In 2009 the German GMH group bought the site.
Five days ago ArcelorMittal already announced the closure of it’s coking plant in Seraing within the next two weeks. The attempt to sell the site (built in 1957) to the U.S.-based Oxbow company had failed.
CARLAM (Société Carolorégienne de Laminage), the wide hot strip rolling mill in Chatelet, Belgium was built in 1976 on the banks of the Sambre river by the Hainaut-Sambre steel company.
It became the third wide hot strip mill in Belgium (besides Espérance-Longdoz’ Chertal site and Sidmar in Ghent).
The mill was supplied with slabs from Hainaut’s BOF shop (built in 1971) in nearby Montignies.
In 1980 Hainaut-Sambre merged with the Thy-Marcinelle steel company located in another suburb of Charleroi to become the largest steel producer in the Sambre valley.
Only one year later Hainaut-Sambre joined the Cockerill company from Liege, Belgium to form Cockerill-Sambre.
In 1982 a second walking beam furnace and a sixth finishing stand was installed at Carlam.
The blast furnaces and the BOF steel making in Montignies were closed in 1985. Slabs were provided by Cockerill Sambe’s OBM steel plant in Marcinelle (built in 1976) from now on.
A seventh finishing stand was commissioned at Carlam in 1989.
Cockerill-Sambre became part of Arcelor in 2002.
After the integrated steel production at Marcinelle was sold to the DUFERCO steel group in 2004 (now called CARSID) a new stainless steel melt shop was built in 2004 in Chatelet next to the Carlam rolling mill.
Carlam was renamed Carinox and became part of Arcelor’s stainless steel branch Ugine & ALZ.
The stainless branch of ArcelorMittal (who merged in 2007) was spinned off under the new name Aperam in 2010.
The newly installed 160 tons electric arc furnace is one of the largest in Europe. It supplies raw steel to a 180 ton AOD converter for the transformation to stainless steel.
The steel is then casted into slabs weighing 30 tons each.
The wide hot strip mill processes slabs both from Chatelet and the second Aperam melt shop in Genk, Belgium.
More images at Stahlseite.

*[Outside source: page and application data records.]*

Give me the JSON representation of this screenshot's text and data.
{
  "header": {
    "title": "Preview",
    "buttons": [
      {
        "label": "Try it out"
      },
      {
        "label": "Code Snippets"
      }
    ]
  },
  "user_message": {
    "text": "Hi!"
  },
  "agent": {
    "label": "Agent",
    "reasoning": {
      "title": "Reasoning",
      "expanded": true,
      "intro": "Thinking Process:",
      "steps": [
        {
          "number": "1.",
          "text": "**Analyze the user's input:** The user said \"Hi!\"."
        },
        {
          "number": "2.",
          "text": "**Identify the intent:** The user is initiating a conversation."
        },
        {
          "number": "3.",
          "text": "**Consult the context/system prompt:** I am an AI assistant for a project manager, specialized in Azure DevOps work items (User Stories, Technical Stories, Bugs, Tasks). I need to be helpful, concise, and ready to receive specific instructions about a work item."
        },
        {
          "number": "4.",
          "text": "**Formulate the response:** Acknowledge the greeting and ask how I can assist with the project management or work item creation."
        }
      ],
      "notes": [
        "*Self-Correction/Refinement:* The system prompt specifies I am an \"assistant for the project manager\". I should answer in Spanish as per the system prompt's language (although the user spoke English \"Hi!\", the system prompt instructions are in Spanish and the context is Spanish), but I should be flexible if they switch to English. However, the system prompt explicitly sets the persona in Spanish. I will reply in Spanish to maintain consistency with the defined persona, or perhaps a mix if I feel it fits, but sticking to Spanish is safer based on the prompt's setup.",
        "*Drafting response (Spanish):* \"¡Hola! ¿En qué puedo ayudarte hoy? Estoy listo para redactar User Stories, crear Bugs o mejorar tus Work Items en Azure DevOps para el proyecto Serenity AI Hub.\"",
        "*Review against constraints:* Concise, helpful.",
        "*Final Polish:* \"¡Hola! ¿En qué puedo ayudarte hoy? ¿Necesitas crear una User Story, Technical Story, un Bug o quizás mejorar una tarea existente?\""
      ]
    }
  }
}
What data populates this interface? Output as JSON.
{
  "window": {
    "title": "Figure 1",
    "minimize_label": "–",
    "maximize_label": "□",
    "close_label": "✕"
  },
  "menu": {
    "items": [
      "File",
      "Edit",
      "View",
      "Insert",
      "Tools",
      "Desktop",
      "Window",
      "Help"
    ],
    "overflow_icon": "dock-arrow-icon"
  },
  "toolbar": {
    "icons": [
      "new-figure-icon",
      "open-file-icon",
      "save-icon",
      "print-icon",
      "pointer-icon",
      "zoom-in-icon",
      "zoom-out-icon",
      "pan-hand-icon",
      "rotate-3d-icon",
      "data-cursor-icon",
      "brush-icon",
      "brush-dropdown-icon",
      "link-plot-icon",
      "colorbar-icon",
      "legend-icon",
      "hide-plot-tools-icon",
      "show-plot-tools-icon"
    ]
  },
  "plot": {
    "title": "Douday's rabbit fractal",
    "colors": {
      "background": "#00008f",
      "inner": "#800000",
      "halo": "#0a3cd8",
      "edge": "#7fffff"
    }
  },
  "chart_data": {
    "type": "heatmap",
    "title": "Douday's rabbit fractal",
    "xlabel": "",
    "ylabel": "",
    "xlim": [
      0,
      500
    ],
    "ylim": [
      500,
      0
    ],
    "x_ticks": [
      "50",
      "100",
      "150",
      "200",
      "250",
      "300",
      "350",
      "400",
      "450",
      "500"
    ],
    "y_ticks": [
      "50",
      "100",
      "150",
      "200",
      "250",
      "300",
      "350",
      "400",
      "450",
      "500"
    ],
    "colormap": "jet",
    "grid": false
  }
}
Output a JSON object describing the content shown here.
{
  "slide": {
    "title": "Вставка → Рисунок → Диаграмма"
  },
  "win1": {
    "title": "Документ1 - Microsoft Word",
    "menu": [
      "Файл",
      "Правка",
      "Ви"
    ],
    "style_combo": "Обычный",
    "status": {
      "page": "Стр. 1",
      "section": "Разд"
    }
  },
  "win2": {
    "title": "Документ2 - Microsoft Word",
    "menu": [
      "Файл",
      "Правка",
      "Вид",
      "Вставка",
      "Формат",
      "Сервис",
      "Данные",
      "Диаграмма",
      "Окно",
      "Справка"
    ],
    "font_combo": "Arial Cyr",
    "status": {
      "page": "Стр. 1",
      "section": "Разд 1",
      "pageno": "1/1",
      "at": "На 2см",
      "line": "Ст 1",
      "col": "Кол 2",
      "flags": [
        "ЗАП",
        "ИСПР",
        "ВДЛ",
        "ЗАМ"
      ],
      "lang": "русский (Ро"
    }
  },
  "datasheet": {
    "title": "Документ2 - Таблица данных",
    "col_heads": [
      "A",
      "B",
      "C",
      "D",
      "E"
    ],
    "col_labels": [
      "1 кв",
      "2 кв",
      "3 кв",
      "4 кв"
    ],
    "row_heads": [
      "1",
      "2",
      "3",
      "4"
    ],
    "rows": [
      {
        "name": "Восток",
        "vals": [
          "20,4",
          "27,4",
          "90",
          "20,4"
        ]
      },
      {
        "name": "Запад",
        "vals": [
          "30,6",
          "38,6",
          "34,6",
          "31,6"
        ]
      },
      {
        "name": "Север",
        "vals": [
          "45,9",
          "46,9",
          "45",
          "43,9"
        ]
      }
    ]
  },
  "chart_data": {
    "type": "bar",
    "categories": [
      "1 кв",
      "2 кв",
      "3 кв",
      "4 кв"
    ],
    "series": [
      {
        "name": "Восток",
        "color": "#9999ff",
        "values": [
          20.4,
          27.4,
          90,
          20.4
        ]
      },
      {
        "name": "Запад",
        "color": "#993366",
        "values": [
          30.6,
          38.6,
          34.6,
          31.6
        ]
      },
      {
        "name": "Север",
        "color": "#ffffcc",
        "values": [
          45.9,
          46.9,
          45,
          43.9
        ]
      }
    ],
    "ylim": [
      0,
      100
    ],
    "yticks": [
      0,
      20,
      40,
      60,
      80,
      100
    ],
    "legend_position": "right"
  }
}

Last night the steel workers at the DUFERCO, La Louviere plant in Belgium accepted the closure of their plant and a redundancy package offered by the company.
The electric arc steel making shop and the wire rolling mill will be closed and eventually mothballed.
Only the strip rolling mill, owned by the Russian NLMK group will survive.
The mill in La Louviere was founded in 1853 as “Fonderies et Laminoirs Ernest Boucquéau”.
When Ernest Boucquéau died in 1880 he inherited his steel mill to his plant manager Gustave Boël.
Based on local coal deposits a large integrated mill grew on the banks of the Charleroi-Bruxelles shipping canal.
A Thomas-converter melt shop was installed in 1903 and in 1912 the construction of two modern blast furnaces began.
After destruction in the first world war the mill was restarted in 1924 with two blast furnaces, a coke plant, a Thomas-converter steel making shop, an open hearth shop, several rolling mills a foundry and a forge.
Two new blast furnaces were built in between 1930 and 1937.
In 1967 a new BOF shop containing two 85 ton LD-AC converters was completed.
A third converter was installed in 1969.
Blast furnace no. 6 was built in 1972.
The coking plant, built in the 1930ies, was closed in the 1980ies and than dismantled.
In 1993 new 85 ton electric arc melt shop was installed.
The Usines Gustave Boël (UGB) were partly taken over by the Hoogovens steel group from the Netherlands in 1997. In the same year the last blast furnace and the BOF shop are closed down.
In 1999 the DUFERCO steel group acquires the plant.
In 2003 the unique row of blast furnaces from four generations (1912, 1930,1958,1972) was demolished.
In 2011 the Russian NLMK group took over the flat rolling activities from DUFERCO who kept the steel making and wire rolling part.
Further images at Stahlseite.